START DATASET RECORDS
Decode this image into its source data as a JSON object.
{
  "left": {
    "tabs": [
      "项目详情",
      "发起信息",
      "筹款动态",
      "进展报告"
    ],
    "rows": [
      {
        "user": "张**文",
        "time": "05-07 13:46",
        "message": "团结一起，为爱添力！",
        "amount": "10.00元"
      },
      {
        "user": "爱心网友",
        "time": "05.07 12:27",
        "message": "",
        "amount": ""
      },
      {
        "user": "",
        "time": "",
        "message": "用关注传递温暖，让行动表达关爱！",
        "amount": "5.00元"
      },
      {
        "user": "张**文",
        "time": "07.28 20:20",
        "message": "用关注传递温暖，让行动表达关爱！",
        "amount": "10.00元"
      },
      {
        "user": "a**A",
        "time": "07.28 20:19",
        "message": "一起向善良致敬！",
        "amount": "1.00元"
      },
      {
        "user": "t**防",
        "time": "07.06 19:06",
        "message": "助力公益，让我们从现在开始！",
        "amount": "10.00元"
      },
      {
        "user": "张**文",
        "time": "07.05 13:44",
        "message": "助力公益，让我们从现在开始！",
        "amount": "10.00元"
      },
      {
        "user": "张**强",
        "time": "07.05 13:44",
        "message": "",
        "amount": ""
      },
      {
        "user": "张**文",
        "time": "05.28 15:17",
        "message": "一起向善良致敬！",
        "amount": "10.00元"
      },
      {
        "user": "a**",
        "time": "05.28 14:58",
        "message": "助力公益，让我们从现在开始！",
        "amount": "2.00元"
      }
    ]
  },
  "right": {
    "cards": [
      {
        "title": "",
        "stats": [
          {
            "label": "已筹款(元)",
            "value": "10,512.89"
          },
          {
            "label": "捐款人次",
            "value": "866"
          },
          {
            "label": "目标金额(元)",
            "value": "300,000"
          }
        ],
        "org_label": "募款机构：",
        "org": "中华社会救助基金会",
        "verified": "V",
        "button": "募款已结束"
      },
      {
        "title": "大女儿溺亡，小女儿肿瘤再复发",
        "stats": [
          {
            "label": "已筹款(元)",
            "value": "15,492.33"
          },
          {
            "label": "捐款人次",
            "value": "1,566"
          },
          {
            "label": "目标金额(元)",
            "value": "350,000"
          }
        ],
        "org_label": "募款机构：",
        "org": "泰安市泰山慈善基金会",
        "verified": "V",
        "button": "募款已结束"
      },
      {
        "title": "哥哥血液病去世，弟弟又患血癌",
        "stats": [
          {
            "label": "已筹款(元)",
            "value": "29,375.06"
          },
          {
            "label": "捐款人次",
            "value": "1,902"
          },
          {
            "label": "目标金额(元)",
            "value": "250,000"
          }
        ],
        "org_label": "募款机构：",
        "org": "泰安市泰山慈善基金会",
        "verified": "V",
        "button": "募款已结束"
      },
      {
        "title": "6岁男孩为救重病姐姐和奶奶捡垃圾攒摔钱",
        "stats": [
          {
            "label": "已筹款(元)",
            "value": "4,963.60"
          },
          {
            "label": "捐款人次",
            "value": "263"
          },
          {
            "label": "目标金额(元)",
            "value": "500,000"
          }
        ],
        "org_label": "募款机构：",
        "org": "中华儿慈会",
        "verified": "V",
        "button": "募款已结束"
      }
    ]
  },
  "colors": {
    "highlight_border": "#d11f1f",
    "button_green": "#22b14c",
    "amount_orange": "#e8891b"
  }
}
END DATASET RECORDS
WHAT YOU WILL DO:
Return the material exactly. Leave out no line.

RESPONSE TO THE EXERCISE:
Decode this image into its source data as a JSON object.
{
  "left": {
    "tabs": [
      "项目详情",
      "发起信息",
      "筹款动态",
      "进展报告"
    ],
    "rows": [
      {
        "user": "张**文",
        "time": "05-07 13:46",
        "message": "团结一起，为爱添力！",
        "amount": "10.00元"
      },
      {
        "user": "爱心网友",
        "time": "05.07 12:27",
        "message": "",
        "amount": ""
      },
      {
        "user": "",
        "time": "",
        "message": "用关注传递温暖，让行动表达关爱！",
        "amount": "5.00元"
      },
      {
        "user": "张**文",
        "time": "07.28 20:20",
        "message": "用关注传递温暖，让行动表达关爱！",
        "amount": "10.00元"
      },
      {
        "user": "a**A",
        "time": "07.28 20:19",
        "message": "一起向善良致敬！",
        "amount": "1.00元"
      },
      {
        "user": "t**防",
        "time": "07.06 19:06",
        "message": "助力公益，让我们从现在开始！",
        "amount": "10.00元"
      },
      {
        "user": "张**文",
        "time": "07.05 13:44",
        "message": "助力公益，让我们从现在开始！",
        "amount": "10.00元"
      },
      {
        "user": "张**强",
        "time": "07.05 13:44",
        "message": "",
        "amount": ""
      },
      {
        "user": "张**文",
        "time": "05.28 15:17",
        "message": "一起向善良致敬！",
        "amount": "10.00元"
      },
      {
        "user": "a**",
        "time": "05.28 14:58",
        "message": "助力公益，让我们从现在开始！",
        "amount": "2.00元"
      }
    ]
  },
  "right": {
    "cards": [
      {
        "title": "",
        "stats": [
          {
            "label": "已筹款(元)",
            "value": "10,512.89"
          },
          {
            "label": "捐款人次",
            "value": "866"
          },
          {
            "label": "目标金额(元)",
            "value": "300,000"
          }
        ],
        "org_label": "募款机构：",
        "org": "中华社会救助基金会",
        "verified": "V",
        "button": "募款已结束"
      },
      {
        "title": "大女儿溺亡，小女儿肿瘤再复发",
        "stats": [
          {
            "label": "已筹款(元)",
            "value": "15,492.33"
          },
          {
            "label": "捐款人次",
            "value": "1,566"
          },
          {
            "label": "目标金额(元)",
            "value": "350,000"
          }
        ],
        "org_label": "募款机构：",
        "org": "泰安市泰山慈善基金会",
        "verified": "V",
        "button": "募款已结束"
      },
      {
        "title": "哥哥血液病去世，弟弟又患血癌",
        "stats": [
          {
            "label": "已筹款(元)",
            "value": "29,375.06"
          },
          {
            "label": "捐款人次",
            "value": "1,902"
          },
          {
            "label": "目标金额(元)",
            "value": "250,000"
          }
        ],
        "org_label": "募款机构：",
        "org": "泰安市泰山慈善基金会",
        "verified": "V",
        "button": "募款已结束"
      },
      {
        "title": "6岁男孩为救重病姐姐和奶奶捡垃圾攒摔钱",
        "stats": [
          {
            "label": "已筹款(元)",
            "value": "4,963.60"
          },
          {
            "label": "捐款人次",
            "value": "263"
          },
          {
            "label": "目标金额(元)",
            "value": "500,000"
          }
        ],
        "org_label": "募款机构：",
        "org": "中华儿慈会",
        "verified": "V",
        "button": "募款已结束"
      }
    ]
  },
  "colors": {
    "highlight_border": "#d11f1f",
    "button_green": "#22b14c",
    "amount_orange": "#e8891b"
  }
}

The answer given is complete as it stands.